Ngāi Tai ki Tāmaki Tribal Trust's Supreme Court appeal for exclusive rights to Rangitoto and Motutapu Islands started today in Wellington. Iwi chairman James Brown says the iwi is fighting for its rights after the Crown breached Treaty principles by granting tourism concessions which iwi objected to.
Ngai Tai ki Tāmaki is back in court for what it calls the unlawful granting of concessions on DOC land in its region.
Iwi Chairman James Brown says, "For Ngai Tai in, particularly in its ancestral landscapes of Rangitoto and Motutapu, we firmly believe we are the keepers of manaakitanga (hospitality) and kaitiakitanga (guardianship) in those landscapes."
Brown says as mana whenua iwi should have exclusive tourism rights on the islands and a right to veto commercial operations.

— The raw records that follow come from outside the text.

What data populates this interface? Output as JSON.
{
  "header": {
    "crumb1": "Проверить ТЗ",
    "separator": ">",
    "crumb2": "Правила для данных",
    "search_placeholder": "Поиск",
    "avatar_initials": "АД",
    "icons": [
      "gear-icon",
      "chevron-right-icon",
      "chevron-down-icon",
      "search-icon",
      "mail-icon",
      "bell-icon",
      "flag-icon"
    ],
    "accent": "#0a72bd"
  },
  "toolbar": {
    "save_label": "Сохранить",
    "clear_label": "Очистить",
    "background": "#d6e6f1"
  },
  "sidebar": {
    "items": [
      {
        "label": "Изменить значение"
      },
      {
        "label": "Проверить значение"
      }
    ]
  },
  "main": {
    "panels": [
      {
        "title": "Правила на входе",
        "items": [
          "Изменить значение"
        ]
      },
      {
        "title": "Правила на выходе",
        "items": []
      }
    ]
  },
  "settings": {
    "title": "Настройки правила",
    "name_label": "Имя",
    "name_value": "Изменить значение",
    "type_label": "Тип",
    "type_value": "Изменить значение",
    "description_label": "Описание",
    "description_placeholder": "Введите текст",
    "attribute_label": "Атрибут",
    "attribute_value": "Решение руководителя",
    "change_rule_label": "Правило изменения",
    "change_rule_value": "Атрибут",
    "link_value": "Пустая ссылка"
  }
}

The case has already been before the High Court and the Court of Appeal.
Brown says, "We asked if there was an error of law committed in the granting of concessions on those islands, the answer was yes, however it was a funny decision insofar as Judge [John] Fogarty then said, 'however, they then upheld the principles of the Treaty,' which we refute."
Treaty Negotiations Minister Andrew Little says, "I don't know the detail in terms of the concession but I'd be surprised if DOC didn't consult with Ngai Tai ki Tāmaki. It is a mana whenua issue and they have a right to have their voice heard on those sorts of issues."
Conservation Minister Eugenie Sage was not willing to comment about the case before the court, her stance on Treaty breaches or whether or not she believes conservation has been put before the Treaty.
"As you know, it's before the courts so I can't make any comment."
In December the iwi also accused DOC of covering up the illegal burial of cows by a farmer on Motutapu.
Heritage New Zealand is investigating.
Brown says, "the whole burial was unconsented, the burial then compromised a midden site- hence, the interaction we've had with Heritage New Zealand."
The court case ends tomorrow.